"""
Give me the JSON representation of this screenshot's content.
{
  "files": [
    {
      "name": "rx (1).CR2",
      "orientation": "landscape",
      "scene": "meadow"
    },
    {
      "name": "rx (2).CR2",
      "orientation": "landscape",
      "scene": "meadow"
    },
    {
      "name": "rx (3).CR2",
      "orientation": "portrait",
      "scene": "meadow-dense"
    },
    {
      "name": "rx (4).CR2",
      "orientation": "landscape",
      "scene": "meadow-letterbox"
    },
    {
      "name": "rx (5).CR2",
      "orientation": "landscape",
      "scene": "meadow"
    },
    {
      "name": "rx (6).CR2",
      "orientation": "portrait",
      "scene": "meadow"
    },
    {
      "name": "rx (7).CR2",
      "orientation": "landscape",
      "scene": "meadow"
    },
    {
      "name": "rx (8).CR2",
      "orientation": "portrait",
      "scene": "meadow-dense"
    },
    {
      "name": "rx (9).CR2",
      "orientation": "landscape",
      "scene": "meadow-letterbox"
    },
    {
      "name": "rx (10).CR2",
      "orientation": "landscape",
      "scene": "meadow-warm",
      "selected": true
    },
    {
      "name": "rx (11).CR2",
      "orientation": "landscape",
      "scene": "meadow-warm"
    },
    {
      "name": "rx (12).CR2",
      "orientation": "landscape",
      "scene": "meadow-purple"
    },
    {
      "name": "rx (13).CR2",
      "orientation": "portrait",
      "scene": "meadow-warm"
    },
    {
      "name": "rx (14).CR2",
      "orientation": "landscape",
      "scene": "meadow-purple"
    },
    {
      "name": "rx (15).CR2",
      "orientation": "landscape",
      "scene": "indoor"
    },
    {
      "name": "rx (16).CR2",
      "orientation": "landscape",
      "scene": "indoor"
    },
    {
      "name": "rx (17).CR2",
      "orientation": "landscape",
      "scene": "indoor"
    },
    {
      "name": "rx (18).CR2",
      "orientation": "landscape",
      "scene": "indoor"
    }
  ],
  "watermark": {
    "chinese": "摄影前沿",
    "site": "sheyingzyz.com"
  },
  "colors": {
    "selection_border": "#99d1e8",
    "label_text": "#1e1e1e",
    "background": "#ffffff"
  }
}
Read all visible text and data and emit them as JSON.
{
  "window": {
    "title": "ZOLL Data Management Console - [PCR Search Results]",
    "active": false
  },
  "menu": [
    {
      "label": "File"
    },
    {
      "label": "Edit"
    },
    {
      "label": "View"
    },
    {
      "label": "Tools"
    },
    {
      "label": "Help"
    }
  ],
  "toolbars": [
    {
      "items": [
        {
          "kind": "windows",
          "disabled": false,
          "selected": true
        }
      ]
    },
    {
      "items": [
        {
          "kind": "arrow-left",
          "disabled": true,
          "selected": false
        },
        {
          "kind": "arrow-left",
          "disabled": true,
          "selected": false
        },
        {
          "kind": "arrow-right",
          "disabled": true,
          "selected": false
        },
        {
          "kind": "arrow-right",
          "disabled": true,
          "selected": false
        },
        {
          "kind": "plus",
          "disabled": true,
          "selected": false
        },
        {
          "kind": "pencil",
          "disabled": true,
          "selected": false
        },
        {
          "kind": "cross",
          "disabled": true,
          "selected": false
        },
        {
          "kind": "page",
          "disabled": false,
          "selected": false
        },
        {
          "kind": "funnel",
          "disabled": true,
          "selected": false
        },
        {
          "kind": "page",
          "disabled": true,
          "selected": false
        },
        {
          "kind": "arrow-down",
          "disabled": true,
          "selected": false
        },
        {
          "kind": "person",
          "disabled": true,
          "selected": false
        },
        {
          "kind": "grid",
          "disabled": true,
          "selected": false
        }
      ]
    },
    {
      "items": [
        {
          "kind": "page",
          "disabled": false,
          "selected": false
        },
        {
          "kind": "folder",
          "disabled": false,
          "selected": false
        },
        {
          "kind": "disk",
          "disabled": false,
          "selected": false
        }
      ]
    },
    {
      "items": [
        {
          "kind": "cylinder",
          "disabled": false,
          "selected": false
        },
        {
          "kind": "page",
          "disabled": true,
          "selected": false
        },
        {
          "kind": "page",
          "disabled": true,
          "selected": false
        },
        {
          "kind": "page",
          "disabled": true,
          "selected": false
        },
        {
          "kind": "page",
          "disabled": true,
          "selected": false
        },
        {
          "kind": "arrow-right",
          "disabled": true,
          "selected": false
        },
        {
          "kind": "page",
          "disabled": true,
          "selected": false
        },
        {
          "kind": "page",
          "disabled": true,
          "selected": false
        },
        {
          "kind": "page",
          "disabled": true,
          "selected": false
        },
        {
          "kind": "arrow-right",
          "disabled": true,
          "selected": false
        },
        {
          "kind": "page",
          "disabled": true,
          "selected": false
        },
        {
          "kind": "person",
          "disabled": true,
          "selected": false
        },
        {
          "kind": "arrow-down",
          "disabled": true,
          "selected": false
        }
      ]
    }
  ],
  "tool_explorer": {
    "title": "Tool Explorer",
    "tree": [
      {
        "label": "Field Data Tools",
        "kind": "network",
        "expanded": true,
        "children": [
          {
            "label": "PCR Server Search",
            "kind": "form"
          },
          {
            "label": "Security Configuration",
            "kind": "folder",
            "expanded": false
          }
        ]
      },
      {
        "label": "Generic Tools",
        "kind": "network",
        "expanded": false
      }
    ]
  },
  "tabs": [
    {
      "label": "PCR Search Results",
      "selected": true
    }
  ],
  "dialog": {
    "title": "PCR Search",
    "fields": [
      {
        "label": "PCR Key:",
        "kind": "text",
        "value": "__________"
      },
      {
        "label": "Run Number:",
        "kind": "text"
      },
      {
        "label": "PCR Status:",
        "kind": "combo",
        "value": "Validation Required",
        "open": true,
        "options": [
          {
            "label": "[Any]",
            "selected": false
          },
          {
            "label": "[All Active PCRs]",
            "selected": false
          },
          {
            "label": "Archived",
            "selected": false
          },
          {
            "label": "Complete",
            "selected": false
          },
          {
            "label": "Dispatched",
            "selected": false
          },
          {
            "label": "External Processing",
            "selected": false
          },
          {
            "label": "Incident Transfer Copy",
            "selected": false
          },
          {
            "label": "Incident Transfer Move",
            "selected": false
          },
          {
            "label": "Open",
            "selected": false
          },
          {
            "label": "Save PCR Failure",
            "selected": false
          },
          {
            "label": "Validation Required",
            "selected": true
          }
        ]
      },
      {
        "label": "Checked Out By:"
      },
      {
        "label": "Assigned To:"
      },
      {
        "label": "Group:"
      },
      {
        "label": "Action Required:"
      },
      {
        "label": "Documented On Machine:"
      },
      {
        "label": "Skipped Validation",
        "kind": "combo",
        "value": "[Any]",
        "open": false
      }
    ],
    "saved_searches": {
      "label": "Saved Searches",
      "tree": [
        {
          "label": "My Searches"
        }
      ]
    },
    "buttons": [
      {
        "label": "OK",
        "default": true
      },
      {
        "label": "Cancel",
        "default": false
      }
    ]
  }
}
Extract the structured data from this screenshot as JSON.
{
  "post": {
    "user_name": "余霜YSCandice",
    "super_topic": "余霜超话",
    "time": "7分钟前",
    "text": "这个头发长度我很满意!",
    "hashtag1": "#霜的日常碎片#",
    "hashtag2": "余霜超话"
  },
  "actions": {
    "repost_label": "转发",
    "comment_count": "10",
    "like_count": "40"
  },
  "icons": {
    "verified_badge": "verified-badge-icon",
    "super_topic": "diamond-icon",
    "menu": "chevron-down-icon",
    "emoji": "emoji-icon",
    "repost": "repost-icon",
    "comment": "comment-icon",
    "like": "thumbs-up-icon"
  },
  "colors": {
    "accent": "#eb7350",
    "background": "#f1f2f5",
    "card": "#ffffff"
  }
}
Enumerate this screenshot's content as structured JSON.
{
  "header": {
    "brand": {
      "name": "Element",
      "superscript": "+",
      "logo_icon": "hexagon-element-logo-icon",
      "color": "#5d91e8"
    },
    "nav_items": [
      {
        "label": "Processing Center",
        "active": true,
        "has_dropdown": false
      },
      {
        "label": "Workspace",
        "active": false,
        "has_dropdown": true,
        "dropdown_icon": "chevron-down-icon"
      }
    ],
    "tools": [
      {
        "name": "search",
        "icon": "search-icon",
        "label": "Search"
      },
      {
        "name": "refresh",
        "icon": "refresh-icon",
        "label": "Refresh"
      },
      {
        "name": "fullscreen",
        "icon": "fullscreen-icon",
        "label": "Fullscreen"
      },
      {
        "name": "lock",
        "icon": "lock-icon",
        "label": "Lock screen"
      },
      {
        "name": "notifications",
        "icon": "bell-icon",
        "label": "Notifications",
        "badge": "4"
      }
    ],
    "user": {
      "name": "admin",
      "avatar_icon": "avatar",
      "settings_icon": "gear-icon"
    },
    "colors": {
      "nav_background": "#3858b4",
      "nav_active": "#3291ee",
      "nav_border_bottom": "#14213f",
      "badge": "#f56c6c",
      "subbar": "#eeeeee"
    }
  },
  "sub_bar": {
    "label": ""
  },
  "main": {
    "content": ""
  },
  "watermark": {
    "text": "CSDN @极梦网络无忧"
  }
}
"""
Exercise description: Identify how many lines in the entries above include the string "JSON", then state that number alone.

Exercise result: 4